Upgrades improve sustainability and beautification of popular NE Heights park

The City of Albuquerque Parks and Recreation Department recently completed a nearly $380,000 upgrade to El Oso Grande Park in Albuquerque’s northeast heights, including a complete renovation of the park’s 30-year old irrigation system and the planting of more than 100 new trees and shrubs.

“Throughout the pandemic, we’ve seen Burqueños take to our parks and trails in large numbers,” stated Mayor Keller. “These improvements at El Oso Grande Park, and many other park improvement projects taking place around the City, will make our park system even better for our families.”

“Maintaining our parks and updating their aging irrigation systems has been one of my priorities for our District 8 parks,” said City Councilor Trudy Jones. “It’s also important to replenish our trees as Albuquerque has lost nearly 3 percent of its tree canopy in the past few years. These improvements will not only reduce our water usage but improve the park experience.”

Much of the work completed at El Oso Grande Park focused on upgrading a 30-year old irrigation system. The system was outdated and inefficient; old pipes were also prone to break and cause other maintenance issues. The entire mainline, irrigation valves, wiring, and irrigation controller were replaced. The irrigation mainline was replaced with durable, high-density polyethylene (HDPE) pipe. The new controller now has built-in cell phone based communication to the City’s Irrigation Central Control. From Central Control, the irrigation can be monitored, scheduled, and checked for line breaks and malfunctions. Additionally, all 185 sprinkler heads were replaced with new efficient sprinkler heads that will provide maximum distribution uniformity throughout the park. This will help establish the healthiest turf with the least amount of water.

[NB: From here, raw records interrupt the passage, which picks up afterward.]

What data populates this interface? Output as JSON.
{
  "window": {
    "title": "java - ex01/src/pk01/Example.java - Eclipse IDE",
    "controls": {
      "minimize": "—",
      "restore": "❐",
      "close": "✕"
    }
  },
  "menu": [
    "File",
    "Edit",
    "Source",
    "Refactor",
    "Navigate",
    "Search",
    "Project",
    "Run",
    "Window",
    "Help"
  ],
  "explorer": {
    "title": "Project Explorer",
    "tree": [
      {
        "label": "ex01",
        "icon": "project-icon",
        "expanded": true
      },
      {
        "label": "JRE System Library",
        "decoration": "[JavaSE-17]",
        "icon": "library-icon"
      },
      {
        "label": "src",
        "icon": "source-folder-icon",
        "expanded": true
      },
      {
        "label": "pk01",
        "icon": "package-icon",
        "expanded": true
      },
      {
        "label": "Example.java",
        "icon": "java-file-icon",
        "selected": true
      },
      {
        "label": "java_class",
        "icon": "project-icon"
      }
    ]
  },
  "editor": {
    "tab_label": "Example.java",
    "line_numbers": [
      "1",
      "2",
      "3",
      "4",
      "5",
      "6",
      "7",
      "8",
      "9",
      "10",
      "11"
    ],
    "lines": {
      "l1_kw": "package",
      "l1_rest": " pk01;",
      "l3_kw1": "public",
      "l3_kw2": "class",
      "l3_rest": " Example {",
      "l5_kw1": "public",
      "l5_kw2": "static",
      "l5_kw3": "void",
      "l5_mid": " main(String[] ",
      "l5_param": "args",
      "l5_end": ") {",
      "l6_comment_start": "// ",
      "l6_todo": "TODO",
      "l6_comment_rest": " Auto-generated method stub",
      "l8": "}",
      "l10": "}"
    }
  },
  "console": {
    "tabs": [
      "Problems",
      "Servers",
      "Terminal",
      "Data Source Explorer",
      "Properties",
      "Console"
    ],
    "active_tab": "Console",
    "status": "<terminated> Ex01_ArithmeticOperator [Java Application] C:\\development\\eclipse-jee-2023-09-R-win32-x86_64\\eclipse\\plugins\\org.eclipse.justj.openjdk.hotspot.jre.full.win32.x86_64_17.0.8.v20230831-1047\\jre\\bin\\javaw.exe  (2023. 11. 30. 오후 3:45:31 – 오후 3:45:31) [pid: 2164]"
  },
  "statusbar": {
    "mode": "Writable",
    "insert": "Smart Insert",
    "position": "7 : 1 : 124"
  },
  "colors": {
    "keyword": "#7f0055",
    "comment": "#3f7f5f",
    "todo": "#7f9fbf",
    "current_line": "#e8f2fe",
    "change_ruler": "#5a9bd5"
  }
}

Other upgrades include planting 58 trees, 33 large shrubs, and 24 small shrubs. The playground surfacing was also upgraded from sand to engineered wood fiber.

The total cost of the project was $378,849, which was funded by $240,190 from Councilor Jones’ set-aside from General Obligation Bonds and $138,659 from other General Obligation bond funds. Councilor Jones also supported design for the project with an investment of $47,143. MRWM Landscape Architects designed the project and Lee Landscapes completed the construction.